== Segment start ==
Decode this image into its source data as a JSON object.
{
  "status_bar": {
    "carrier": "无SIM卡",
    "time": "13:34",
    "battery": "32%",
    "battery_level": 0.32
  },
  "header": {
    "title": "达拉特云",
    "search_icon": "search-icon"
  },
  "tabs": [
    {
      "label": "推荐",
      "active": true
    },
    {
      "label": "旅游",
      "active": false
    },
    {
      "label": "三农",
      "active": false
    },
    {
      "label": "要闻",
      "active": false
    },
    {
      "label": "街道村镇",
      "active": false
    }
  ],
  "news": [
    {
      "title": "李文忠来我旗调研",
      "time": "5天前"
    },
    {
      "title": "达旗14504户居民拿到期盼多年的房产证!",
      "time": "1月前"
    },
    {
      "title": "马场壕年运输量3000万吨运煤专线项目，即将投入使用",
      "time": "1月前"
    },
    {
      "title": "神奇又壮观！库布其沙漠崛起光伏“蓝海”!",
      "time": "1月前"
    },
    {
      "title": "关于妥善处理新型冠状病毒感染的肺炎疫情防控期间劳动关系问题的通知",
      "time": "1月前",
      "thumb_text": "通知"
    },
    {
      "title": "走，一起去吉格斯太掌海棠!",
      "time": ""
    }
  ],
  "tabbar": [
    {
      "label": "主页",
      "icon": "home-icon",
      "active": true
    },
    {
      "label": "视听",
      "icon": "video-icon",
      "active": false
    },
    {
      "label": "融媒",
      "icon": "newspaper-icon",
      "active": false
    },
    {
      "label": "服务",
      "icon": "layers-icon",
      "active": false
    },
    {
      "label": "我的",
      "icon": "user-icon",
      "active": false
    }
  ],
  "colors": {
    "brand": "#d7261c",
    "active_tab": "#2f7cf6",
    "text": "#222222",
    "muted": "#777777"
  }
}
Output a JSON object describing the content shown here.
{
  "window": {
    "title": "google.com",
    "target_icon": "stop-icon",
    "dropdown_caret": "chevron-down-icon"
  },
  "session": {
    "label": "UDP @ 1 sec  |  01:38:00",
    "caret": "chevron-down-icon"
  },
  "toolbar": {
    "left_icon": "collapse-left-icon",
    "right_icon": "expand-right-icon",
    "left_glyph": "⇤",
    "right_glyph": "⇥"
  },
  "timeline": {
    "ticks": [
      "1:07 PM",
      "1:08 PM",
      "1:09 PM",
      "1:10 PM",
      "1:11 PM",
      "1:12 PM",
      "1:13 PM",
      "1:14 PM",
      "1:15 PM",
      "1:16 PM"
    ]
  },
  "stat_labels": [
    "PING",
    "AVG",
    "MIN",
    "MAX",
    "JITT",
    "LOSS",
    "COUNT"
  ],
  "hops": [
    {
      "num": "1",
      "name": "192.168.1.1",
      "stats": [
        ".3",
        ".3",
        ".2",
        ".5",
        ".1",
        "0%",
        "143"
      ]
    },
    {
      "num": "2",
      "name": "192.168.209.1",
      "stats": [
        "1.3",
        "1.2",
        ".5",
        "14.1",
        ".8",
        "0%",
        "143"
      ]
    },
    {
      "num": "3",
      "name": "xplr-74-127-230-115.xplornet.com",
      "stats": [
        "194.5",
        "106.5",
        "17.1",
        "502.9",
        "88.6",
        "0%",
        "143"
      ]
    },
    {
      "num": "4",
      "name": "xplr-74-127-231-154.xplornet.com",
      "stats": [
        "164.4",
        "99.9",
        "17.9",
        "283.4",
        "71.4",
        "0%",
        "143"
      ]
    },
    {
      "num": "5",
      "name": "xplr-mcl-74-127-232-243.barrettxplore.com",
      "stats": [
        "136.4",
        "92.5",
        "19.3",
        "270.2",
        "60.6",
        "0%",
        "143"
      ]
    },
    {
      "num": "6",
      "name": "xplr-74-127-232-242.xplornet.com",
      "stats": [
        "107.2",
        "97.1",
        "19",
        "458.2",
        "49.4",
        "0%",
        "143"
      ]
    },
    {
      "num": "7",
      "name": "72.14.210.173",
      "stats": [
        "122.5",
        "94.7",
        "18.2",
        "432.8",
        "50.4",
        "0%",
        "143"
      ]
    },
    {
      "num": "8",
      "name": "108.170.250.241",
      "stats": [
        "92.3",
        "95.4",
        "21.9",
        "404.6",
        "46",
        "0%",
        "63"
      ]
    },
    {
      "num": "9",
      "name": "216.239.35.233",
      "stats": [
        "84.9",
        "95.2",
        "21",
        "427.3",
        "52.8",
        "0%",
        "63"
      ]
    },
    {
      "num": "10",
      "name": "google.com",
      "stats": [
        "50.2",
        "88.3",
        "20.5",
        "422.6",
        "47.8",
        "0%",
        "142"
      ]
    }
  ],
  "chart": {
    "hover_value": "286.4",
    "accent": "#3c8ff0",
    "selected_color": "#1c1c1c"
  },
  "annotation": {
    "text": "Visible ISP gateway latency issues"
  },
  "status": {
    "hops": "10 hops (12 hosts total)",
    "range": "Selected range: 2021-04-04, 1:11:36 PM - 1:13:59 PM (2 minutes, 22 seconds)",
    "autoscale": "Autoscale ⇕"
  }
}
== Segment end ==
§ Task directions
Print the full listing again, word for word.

§ Solution
Decode this image into its source data as a JSON object.
{
  "status_bar": {
    "carrier": "无SIM卡",
    "time": "13:34",
    "battery": "32%",
    "battery_level": 0.32
  },
  "header": {
    "title": "达拉特云",
    "search_icon": "search-icon"
  },
  "tabs": [
    {
      "label": "推荐",
      "active": true
    },
    {
      "label": "旅游",
      "active": false
    },
    {
      "label": "三农",
      "active": false
    },
    {
      "label": "要闻",
      "active": false
    },
    {
      "label": "街道村镇",
      "active": false
    }
  ],
  "news": [
    {
      "title": "李文忠来我旗调研",
      "time": "5天前"
    },
    {
      "title": "达旗14504户居民拿到期盼多年的房产证!",
      "time": "1月前"
    },
    {
      "title": "马场壕年运输量3000万吨运煤专线项目，即将投入使用",
      "time": "1月前"
    },
    {
      "title": "神奇又壮观！库布其沙漠崛起光伏“蓝海”!",
      "time": "1月前"
    },
    {
      "title": "关于妥善处理新型冠状病毒感染的肺炎疫情防控期间劳动关系问题的通知",
      "time": "1月前",
      "thumb_text": "通知"
    },
    {
      "title": "走，一起去吉格斯太掌海棠!",
      "time": ""
    }
  ],
  "tabbar": [
    {
      "label": "主页",
      "icon": "home-icon",
      "active": true
    },
    {
      "label": "视听",
      "icon": "video-icon",
      "active": false
    },
    {
      "label": "融媒",
      "icon": "newspaper-icon",
      "active": false
    },
    {
      "label": "服务",
      "icon": "layers-icon",
      "active": false
    },
    {
      "label": "我的",
      "icon": "user-icon",
      "active": false
    }
  ],
  "colors": {
    "brand": "#d7261c",
    "active_tab": "#2f7cf6",
    "text": "#222222",
    "muted": "#777777"
  }
}
Output a JSON object describing the content shown here.
{
  "window": {
    "title": "google.com",
    "target_icon": "stop-icon",
    "dropdown_caret": "chevron-down-icon"
  },
  "session": {
    "label": "UDP @ 1 sec  |  01:38:00",
    "caret": "chevron-down-icon"
  },
  "toolbar": {
    "left_icon": "collapse-left-icon",
    "right_icon": "expand-right-icon",
    "left_glyph": "⇤",
    "right_glyph": "⇥"
  },
  "timeline": {
    "ticks": [
      "1:07 PM",
      "1:08 PM",
      "1:09 PM",
      "1:10 PM",
      "1:11 PM",
      "1:12 PM",
      "1:13 PM",
      "1:14 PM",
      "1:15 PM",
      "1:16 PM"
    ]
  },
  "stat_labels": [
    "PING",
    "AVG",
    "MIN",
    "MAX",
    "JITT",
    "LOSS",
    "COUNT"
  ],
  "hops": [
    {
      "num": "1",
      "name": "192.168.1.1",
      "stats": [
        ".3",
        ".3",
        ".2",
        ".5",
        ".1",
        "0%",
        "143"
      ]
    },
    {
      "num": "2",
      "name": "192.168.209.1",
      "stats": [
        "1.3",
        "1.2",
        ".5",
        "14.1",
        ".8",
        "0%",
        "143"
      ]
    },
    {
      "num": "3",
      "name": "xplr-74-127-230-115.xplornet.com",
      "stats": [
        "194.5",
        "106.5",
        "17.1",
        "502.9",
        "88.6",
        "0%",
        "143"
      ]
    },
    {
      "num": "4",
      "name": "xplr-74-127-231-154.xplornet.com",
      "stats": [
        "164.4",
        "99.9",
        "17.9",
        "283.4",
        "71.4",
        "0%",
        "143"
      ]
    },
    {
      "num": "5",
      "name": "xplr-mcl-74-127-232-243.barrettxplore.com",
      "stats": [
        "136.4",
        "92.5",
        "19.3",
        "270.2",
        "60.6",
        "0%",
        "143"
      ]
    },
    {
      "num": "6",
      "name": "xplr-74-127-232-242.xplornet.com",
      "stats": [
        "107.2",
        "97.1",
        "19",
        "458.2",
        "49.4",
        "0%",
        "143"
      ]
    },
    {
      "num": "7",
      "name": "72.14.210.173",
      "stats": [
        "122.5",
        "94.7",
        "18.2",
        "432.8",
        "50.4",
        "0%",
        "143"
      ]
    },
    {
      "num": "8",
      "name": "108.170.250.241",
      "stats": [
        "92.3",
        "95.4",
        "21.9",
        "404.6",
        "46",
        "0%",
        "63"
      ]
    },
    {
      "num": "9",
      "name": "216.239.35.233",
      "stats": [
        "84.9",
        "95.2",
        "21",
        "427.3",
        "52.8",
        "0%",
        "63"
      ]
    },
    {
      "num": "10",
      "name": "google.com",
      "stats": [
        "50.2",
        "88.3",
        "20.5",
        "422.6",
        "47.8",
        "0%",
        "142"
      ]
    }
  ],
  "chart": {
    "hover_value": "286.4",
    "accent": "#3c8ff0",
    "selected_color": "#1c1c1c"
  },
  "annotation": {
    "text": "Visible ISP gateway latency issues"
  },
  "status": {
    "hops": "10 hops (12 hosts total)",
    "range": "Selected range: 2021-04-04, 1:11:36 PM - 1:13:59 PM (2 minutes, 22 seconds)",
    "autoscale": "Autoscale ⇕"
  }
}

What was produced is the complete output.